The U.S. Supreme Court often issues some of its most controversial decisions at the very end of its term, and this year was no different. On June 30 – the final day of the term – the high court released its decision in the Hobby Lobby case, ruling that some for-profit corporations have religious rights and can opt out of the Affordable Care Act’s contraception mandate.
The U.S. public is evenly split in its view of the decision, according to a new survey by the Kaiser Family Foundation. Roughly half of Americans (49%) say they disapprove of the ruling, while a similar share (47%) approve. Neither side seems to feel more strongly than the other: Most people say they feel either “disappointed but not angry” (35%) or “satisfied but not enthusiastic” (35%), and fewer feel “angry” (12%) or “enthusiastic” (11%) about the ruling.
Women are slightly more likely than men to disapprove of the Supreme Court’s decision (53% vs. 46%), but there are significantly bigger gaps between political parties and religious groups. Many more Democrats disapprove of the decision (70%) than Republicans (27%), and a far greater share of people with no religious affiliation disapprove of the Hobby Lobby ruling (67%) than do white evangelical Protestants (29%). Catholics, with 49% disapproving, and white mainline Protestants, 43% of whom disapprove, fall in between.
Kaiser found a high degree of public interest in the case. Roughly six-in-ten Americans report following news of the decision either very closely (29%) or fairly closely (30%). That’s significantly more attention than was given to other recent Supreme Court rulings, including a decision striking down buffer zones around abortion clinics.
The survey also asked respondents about the impact of the ruling – including whether it will lead employers to attempt to deny coverage for other health care services on religious grounds. A majority of Americans – 58% – say it is either very likely (32%) or somewhat likely (26%) that this will happen.
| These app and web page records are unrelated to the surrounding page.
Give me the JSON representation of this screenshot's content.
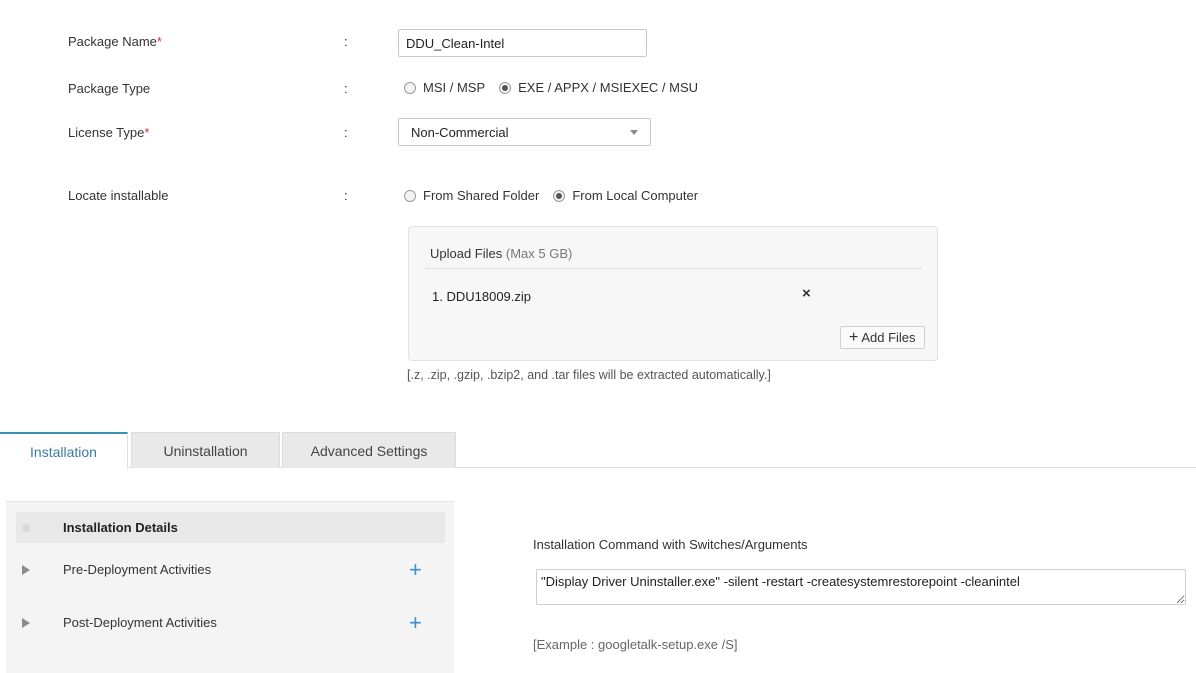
{
  "form": {
    "package_name": {
      "label": "Package Name",
      "required": "*",
      "colon": ":",
      "value": "DDU_Clean-Intel"
    },
    "package_type": {
      "label": "Package Type",
      "colon": ":",
      "options": [
        {
          "label": "MSI / MSP",
          "checked": false
        },
        {
          "label": "EXE / APPX / MSIEXEC / MSU",
          "checked": true
        }
      ]
    },
    "license_type": {
      "label": "License Type",
      "required": "*",
      "colon": ":",
      "value": "Non-Commercial"
    },
    "locate_installable": {
      "label": "Locate installable",
      "colon": ":",
      "options": [
        {
          "label": "From Shared Folder",
          "checked": false
        },
        {
          "label": "From Local Computer",
          "checked": true
        }
      ]
    }
  },
  "upload": {
    "title": "Upload Files",
    "limit": "(Max 5 GB)",
    "files": [
      {
        "index": "1.",
        "name": "DDU18009.zip"
      }
    ],
    "remove_icon": "×",
    "add_label": "Add Files",
    "add_icon": "+",
    "note": "[.z, .zip, .gzip, .bzip2, and .tar files will be extracted automatically.]"
  },
  "tabs": [
    {
      "label": "Installation",
      "active": true
    },
    {
      "label": "Uninstallation",
      "active": false
    },
    {
      "label": "Advanced Settings",
      "active": false
    }
  ],
  "sections": [
    {
      "label": "Installation Details",
      "active": true
    },
    {
      "label": "Pre-Deployment Activities",
      "active": false,
      "action": "+"
    },
    {
      "label": "Post-Deployment Activities",
      "active": false,
      "action": "+"
    }
  ],
  "install": {
    "command_label": "Installation Command with Switches/Arguments",
    "command_value": "\"Display Driver Uninstaller.exe\" -silent -restart -createsystemrestorepoint -cleanintel",
    "example": "[Example : googletalk-setup.exe /S]"
  },
  "colors": {
    "accent": "#3a8fd5",
    "tab_active": "#3a7ca5",
    "required": "#e03030"
  }
}
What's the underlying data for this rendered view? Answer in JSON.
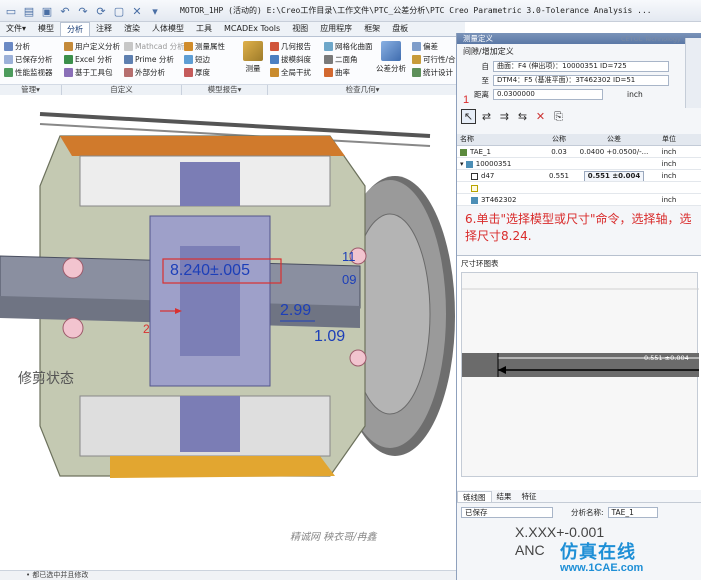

Michael Lipka is Editor at the Pew Research Center’s Religion & Public Life Project.